## Problem to solve:
Leave the pictures in the listing below aside and reproduce exactly the lines starting with the one with "What's the underlying" and going on through the one with "Read all visible content and emit it as JSON.", both ends included.

## Data records:
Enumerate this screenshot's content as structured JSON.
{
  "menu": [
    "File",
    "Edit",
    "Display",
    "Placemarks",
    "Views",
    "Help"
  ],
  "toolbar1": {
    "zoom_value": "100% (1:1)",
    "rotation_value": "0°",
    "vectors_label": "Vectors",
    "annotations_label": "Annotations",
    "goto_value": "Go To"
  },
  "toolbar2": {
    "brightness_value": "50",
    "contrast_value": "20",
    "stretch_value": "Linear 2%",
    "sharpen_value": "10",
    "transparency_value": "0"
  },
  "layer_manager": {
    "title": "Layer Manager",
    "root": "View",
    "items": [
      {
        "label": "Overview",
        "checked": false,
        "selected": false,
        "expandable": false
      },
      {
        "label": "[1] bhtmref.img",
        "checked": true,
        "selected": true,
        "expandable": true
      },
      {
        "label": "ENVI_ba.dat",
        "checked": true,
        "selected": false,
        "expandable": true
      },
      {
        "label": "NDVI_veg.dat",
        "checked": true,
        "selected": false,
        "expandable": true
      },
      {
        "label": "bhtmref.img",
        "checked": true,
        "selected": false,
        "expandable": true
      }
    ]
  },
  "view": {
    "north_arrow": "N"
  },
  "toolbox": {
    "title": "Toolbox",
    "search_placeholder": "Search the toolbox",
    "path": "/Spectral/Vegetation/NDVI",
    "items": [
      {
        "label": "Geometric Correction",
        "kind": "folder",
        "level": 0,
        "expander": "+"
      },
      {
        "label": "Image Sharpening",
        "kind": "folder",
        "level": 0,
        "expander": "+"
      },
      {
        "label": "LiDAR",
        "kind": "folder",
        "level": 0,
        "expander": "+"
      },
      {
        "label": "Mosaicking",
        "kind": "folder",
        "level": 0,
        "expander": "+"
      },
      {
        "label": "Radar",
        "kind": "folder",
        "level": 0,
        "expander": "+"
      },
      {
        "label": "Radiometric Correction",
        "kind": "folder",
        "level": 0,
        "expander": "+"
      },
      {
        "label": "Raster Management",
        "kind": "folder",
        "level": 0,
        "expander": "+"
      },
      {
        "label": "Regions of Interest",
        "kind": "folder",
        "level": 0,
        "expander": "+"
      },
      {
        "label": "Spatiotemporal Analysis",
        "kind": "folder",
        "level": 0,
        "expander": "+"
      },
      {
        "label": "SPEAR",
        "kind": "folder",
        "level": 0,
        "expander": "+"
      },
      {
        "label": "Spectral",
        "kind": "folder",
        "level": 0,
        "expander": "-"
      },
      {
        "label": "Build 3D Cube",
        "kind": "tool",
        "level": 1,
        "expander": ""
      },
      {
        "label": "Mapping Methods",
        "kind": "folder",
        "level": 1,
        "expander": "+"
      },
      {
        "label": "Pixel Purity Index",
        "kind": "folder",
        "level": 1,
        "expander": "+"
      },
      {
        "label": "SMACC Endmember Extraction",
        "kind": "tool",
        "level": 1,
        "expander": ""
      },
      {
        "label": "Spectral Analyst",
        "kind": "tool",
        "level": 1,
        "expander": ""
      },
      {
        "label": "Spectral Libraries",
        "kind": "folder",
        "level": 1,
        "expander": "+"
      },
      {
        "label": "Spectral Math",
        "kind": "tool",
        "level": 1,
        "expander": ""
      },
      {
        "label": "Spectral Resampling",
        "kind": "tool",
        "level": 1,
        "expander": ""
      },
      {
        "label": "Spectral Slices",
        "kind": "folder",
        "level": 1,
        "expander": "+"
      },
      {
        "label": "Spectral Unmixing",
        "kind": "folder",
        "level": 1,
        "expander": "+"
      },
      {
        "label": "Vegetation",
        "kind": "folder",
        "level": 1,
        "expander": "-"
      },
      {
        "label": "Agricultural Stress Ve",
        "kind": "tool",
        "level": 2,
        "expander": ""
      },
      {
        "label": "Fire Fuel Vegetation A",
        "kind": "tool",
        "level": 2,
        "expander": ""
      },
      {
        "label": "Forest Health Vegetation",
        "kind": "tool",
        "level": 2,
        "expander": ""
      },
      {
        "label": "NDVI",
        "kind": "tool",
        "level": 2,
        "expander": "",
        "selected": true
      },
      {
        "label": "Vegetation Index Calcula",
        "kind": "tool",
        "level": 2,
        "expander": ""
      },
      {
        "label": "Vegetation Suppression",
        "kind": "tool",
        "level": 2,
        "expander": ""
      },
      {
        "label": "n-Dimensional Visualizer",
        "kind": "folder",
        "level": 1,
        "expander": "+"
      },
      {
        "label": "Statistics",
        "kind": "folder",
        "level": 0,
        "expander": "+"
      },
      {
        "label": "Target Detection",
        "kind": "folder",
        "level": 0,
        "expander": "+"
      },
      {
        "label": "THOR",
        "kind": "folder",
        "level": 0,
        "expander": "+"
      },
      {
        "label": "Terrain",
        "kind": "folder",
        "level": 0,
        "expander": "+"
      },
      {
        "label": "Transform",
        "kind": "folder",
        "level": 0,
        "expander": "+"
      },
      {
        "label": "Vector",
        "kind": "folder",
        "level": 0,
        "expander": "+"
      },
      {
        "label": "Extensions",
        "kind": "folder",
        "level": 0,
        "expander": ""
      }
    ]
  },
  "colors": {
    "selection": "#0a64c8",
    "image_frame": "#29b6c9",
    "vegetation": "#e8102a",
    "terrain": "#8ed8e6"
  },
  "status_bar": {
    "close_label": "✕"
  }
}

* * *

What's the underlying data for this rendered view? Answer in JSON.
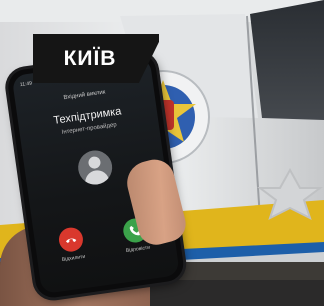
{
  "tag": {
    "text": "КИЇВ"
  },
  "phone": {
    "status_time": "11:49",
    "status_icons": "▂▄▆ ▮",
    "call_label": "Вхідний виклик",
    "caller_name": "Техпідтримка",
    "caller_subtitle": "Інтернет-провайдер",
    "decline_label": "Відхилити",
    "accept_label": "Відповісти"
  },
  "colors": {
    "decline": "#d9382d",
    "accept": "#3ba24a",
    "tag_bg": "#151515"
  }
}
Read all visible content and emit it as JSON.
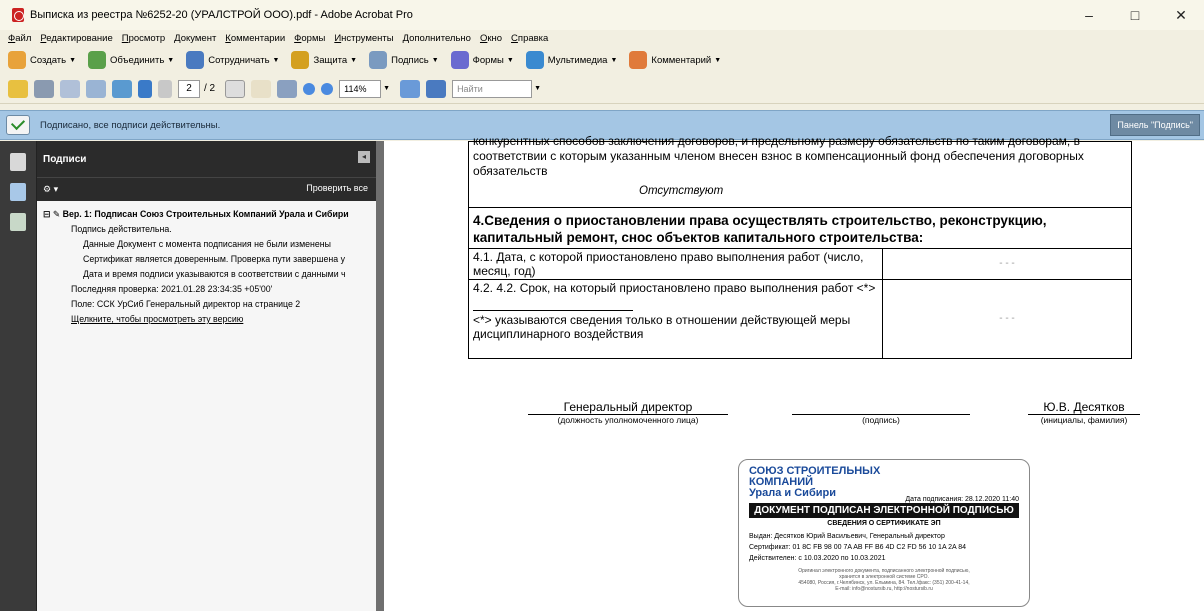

## Answer:
What's the underlying data for this rendered view? Answer in JSON.
{
  "tag": {
    "text": "КИЇВ"
  },
  "phone": {
    "status_time": "11:49",
    "status_icons": "▂▄▆ ▮",
    "call_label": "Вхідний виклик",
    "caller_name": "Техпідтримка",
    "caller_subtitle": "Інтернет-провайдер",
    "decline_label": "Відхилити",
    "accept_label": "Відповісти"
  },
  "colors": {
    "decline": "#d9382d",
    "accept": "#3ba24a",
    "tag_bg": "#151515"
  }
}
Read all visible content and emit it as JSON.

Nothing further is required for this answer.